What were the significance and the impact, for Claude Lévi-Strauss, of his experience as a refugee in New York between May 1941 and December 1944? If one follows Lévi-Strauss's late reconstructions, his exile appears surprisingly as an almost enchanted experience, marked by various encounters (Roman Jakobson, André Breton, Franz Boas), the first contact with North-West Coast Amerindian art, and the discovery of New York, an almost surrealistic city “where anything seemed possible.” Without contesting such an a posteriori reading, this article shows how such a reconstruction has been made possible through a complex reorganization of a traumatizing past. It then appears that the exile, and its remembrance in later texts, played a pivotal role in the development of Lévi-Strauss's anthropological work to come: his experience as a refugee was at the root of his reinvention of symbolism as well as of his reflections on humanity as a whole.

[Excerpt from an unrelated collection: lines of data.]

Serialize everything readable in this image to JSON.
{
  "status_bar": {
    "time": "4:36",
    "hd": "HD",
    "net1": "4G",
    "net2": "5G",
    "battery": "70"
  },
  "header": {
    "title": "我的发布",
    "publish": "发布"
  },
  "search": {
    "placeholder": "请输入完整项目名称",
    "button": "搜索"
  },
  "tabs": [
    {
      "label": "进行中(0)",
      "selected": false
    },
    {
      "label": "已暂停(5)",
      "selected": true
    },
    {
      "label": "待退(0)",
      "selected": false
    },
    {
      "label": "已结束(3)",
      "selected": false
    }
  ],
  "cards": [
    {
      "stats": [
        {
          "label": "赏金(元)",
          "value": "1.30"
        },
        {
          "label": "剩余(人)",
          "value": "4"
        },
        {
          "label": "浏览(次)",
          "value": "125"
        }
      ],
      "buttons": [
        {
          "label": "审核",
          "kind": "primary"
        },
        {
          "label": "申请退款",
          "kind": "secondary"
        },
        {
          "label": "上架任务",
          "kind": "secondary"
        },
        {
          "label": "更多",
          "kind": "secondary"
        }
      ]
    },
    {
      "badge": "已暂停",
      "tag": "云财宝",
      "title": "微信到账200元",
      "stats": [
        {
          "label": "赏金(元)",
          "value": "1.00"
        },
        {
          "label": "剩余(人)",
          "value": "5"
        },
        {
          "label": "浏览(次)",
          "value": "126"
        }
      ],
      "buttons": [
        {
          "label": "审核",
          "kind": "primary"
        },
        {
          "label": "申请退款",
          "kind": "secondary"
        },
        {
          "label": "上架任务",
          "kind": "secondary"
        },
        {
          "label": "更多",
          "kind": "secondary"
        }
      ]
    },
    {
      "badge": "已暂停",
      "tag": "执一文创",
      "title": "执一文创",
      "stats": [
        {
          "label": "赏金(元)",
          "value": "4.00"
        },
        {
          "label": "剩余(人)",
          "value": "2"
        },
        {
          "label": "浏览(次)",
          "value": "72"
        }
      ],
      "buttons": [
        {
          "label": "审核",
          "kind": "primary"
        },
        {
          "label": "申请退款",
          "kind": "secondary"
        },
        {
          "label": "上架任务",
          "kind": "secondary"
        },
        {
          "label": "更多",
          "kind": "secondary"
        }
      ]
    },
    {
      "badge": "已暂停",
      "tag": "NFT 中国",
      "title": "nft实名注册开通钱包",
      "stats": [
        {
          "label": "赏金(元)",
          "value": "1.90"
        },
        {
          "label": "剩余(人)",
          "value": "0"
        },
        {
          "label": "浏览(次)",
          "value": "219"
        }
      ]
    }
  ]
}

Restricted access

The Passion of Anthropology in the U.S., circa 2007

George E. Marcus

For me, since the 1980s, the distinctive event in the recent history of social and cultural anthropology in the United States has been a profound cutting of the discipline (or rather of this influential component of the four-field disciplinary organisation of general anthropology) from moorings that defined it through much of the twentieth century. Certainly the discipline is still wedded functionally to certain aspects of the institutional model which has shaped the identity of social and cultural anthropologists, as pioneered through the works of such figures as Bronislaw Malinowski in England and Franz Boas in the United States. Most anthropologists still begin their careers with a geographical area specialisation outside the U.S. However, few receive the intensive areas studies education that was available and encouraged in the U.S. during the 1950s through to the 1970s when, in the atmosphere of the Cold War and development studies, there was a huge investment in such interdisciplinary programmes that has since waned.

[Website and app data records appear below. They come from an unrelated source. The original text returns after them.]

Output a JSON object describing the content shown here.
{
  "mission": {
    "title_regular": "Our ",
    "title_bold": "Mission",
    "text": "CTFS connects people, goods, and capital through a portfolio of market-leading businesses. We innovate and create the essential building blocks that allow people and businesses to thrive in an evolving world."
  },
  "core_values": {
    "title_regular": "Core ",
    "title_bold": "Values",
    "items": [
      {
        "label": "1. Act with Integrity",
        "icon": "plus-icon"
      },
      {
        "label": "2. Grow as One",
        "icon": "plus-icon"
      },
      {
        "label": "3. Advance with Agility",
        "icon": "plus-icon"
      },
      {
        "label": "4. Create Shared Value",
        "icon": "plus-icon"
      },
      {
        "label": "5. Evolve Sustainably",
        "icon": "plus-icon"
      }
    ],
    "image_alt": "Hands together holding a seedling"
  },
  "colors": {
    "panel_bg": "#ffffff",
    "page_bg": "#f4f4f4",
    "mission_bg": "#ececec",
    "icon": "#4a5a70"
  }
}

Restricted access

Anthropology, Art, and Folklore

Competing Visions of Museum Collecting in Early Twentieth-Century America

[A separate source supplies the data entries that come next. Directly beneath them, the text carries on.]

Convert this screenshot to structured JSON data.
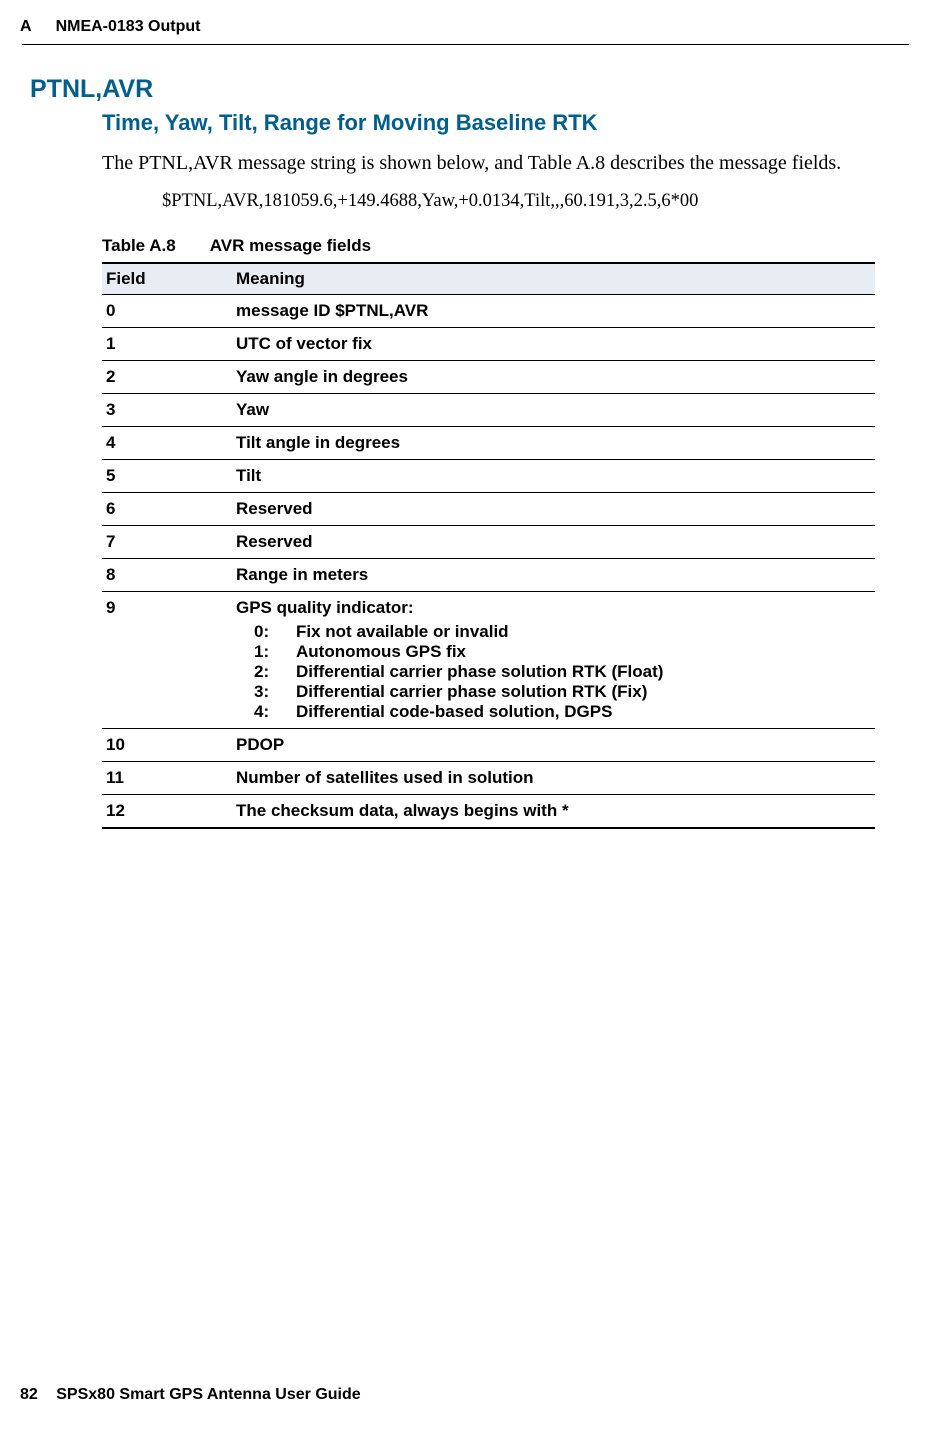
{
  "header": {
    "appendix": "A",
    "title": "NMEA-0183 Output"
  },
  "section": {
    "title": "PTNL,AVR",
    "subtitle": "Time, Yaw, Tilt, Range for Moving Baseline RTK",
    "body": "The PTNL,AVR message string is shown below, and Table A.8 describes the message fields.",
    "msg_string": "$PTNL,AVR,181059.6,+149.4688,Yaw,+0.0134,Tilt,,,60.191,3,2.5,6*00"
  },
  "table": {
    "caption_label": "Table A.8",
    "caption_title": "AVR message fields",
    "headers": {
      "field": "Field",
      "meaning": "Meaning"
    },
    "rows": [
      {
        "f": "0",
        "m": "message ID $PTNL,AVR"
      },
      {
        "f": "1",
        "m": "UTC of vector fix"
      },
      {
        "f": "2",
        "m": "Yaw angle in degrees"
      },
      {
        "f": "3",
        "m": "Yaw"
      },
      {
        "f": "4",
        "m": "Tilt angle in degrees"
      },
      {
        "f": "5",
        "m": "Tilt"
      },
      {
        "f": "6",
        "m": "Reserved"
      },
      {
        "f": "7",
        "m": "Reserved"
      },
      {
        "f": "8",
        "m": "Range in meters"
      },
      {
        "f": "9",
        "m": "GPS quality indicator:",
        "sub": [
          {
            "n": "0:",
            "t": "Fix not available or invalid"
          },
          {
            "n": "1:",
            "t": "Autonomous GPS fix"
          },
          {
            "n": "2:",
            "t": "Differential carrier phase solution RTK (Float)"
          },
          {
            "n": "3:",
            "t": "Differential carrier phase solution RTK (Fix)"
          },
          {
            "n": "4:",
            "t": "Differential code-based solution, DGPS"
          }
        ]
      },
      {
        "f": "10",
        "m": "PDOP"
      },
      {
        "f": "11",
        "m": "Number of satellites used in solution"
      },
      {
        "f": "12",
        "m": "The checksum data, always begins with *"
      }
    ]
  },
  "footer": {
    "page": "82",
    "guide": "SPSx80 Smart GPS Antenna User Guide"
  }
}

Ira Jacknis

anthropologists at the American Museum of Natural History: Franz Boas and the Anthropology department's curators and collecting agents. Another critical guide, somewhat apart, was independent scholar Zelia Nuttall (1857–1933), an archeologist and ethnohistorian

Restricted access

Book Review

Koen Stroeken

characteristics that seemed objective, such as ‘negro’, ‘bastard’, or ‘Bantu’. Anthropology as we know it today could only take off with the complete shift advocated by Franz Boas against Nazi racial science through a ‘bottom-up’ approach in research methodology

Open access

The Concept of the “Field” in Early Soviet Ethnography

A Northern Perspective

Dmitry V. Arzyutov and Sergei A. Kan

be considered as follows: 1) the field project of Franz Boas, partially carried out by his Russian students and colleagues Bogoraz and Shternberg; 2) conceptualization and Sovietization of the field in the lectures and programs of Bogoraz and

Open access

Problematising Boundaries and ‘Hierarchies of Knowledge’ within European Anthropologies

Alessandro Testa

simplistic dichotomies like colonisers/colonised crumble to dust not only by refining arguments and augmenting complexity, but also, and especially, when closer scrutiny is applied: Franz Boas was a German in America, Bronisław Malinowski a Pole (born Austro

Restricted access

Globalizing the Intellectual History of Democracy

Samuel Moyn and Jean-Paul Gagnon

West” did not stem from the very lopsided but still participatory processes of global domination that we want to overcome. A good example comes from recent debates about the legacy of the cultural pluralism of Franz Boas and his students (see, for